Task details - Every line with the string "display" must be copied from the entries below.

Website and app data records:
--- START ---

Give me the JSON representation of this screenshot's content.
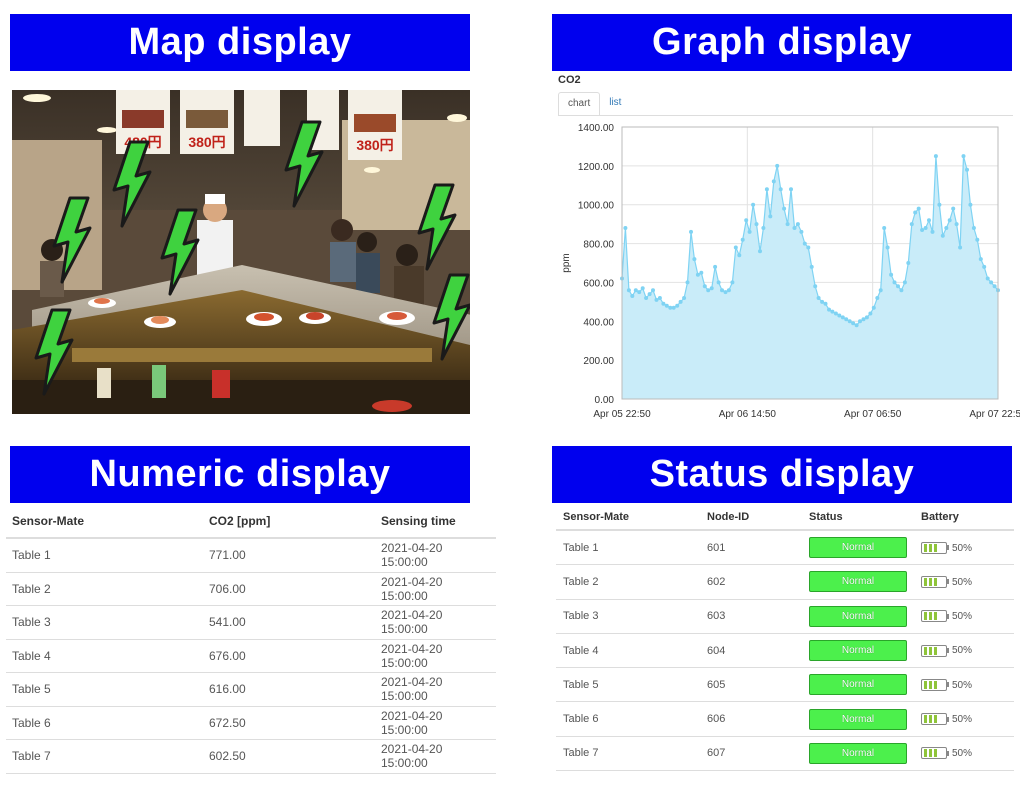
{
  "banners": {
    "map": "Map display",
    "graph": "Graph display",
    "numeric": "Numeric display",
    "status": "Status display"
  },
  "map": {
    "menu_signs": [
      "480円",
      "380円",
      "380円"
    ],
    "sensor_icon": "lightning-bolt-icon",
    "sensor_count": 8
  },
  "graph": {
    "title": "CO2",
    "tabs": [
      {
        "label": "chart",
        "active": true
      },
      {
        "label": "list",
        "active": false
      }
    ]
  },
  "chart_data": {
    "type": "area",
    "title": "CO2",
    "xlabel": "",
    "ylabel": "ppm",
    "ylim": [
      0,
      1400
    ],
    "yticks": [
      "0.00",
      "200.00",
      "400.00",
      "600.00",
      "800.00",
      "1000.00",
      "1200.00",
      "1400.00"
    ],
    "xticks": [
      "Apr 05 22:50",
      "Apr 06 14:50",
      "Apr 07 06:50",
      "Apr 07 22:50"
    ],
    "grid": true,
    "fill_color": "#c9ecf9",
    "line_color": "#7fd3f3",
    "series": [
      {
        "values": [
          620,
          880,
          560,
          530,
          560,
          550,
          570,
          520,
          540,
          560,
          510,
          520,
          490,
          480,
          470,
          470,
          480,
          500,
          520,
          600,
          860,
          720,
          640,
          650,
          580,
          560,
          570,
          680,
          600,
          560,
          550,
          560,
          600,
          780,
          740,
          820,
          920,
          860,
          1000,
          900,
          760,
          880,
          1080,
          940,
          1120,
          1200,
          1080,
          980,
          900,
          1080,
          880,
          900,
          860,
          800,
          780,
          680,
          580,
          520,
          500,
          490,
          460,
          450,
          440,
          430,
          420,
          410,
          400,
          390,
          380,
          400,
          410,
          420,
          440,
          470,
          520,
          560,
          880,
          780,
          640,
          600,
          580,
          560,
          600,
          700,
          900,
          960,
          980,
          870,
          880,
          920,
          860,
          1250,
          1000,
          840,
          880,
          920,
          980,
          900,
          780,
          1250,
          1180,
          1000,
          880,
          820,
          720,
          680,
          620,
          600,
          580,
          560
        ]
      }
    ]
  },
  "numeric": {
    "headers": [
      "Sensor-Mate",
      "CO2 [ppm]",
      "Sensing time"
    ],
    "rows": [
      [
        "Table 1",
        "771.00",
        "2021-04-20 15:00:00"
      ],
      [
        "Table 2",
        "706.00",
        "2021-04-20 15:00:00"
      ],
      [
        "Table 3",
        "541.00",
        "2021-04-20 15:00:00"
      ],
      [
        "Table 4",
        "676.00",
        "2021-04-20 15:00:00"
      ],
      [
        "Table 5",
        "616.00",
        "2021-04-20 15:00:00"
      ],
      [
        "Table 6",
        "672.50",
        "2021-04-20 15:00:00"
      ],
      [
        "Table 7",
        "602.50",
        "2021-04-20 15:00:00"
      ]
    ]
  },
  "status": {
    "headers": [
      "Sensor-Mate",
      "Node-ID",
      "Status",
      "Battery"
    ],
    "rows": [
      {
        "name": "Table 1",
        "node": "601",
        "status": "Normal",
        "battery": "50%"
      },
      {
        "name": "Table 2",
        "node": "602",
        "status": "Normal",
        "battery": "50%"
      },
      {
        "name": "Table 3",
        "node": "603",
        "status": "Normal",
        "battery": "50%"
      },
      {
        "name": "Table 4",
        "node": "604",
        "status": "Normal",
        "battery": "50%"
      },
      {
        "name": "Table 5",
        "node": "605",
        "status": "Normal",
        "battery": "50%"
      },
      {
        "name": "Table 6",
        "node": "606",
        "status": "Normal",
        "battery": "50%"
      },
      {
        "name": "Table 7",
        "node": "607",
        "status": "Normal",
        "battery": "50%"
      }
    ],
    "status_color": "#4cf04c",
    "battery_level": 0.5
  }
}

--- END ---

Completed exercise -
    "map": "Map display",
    "graph": "Graph display",
    "numeric": "Numeric display",
    "status": "Status display"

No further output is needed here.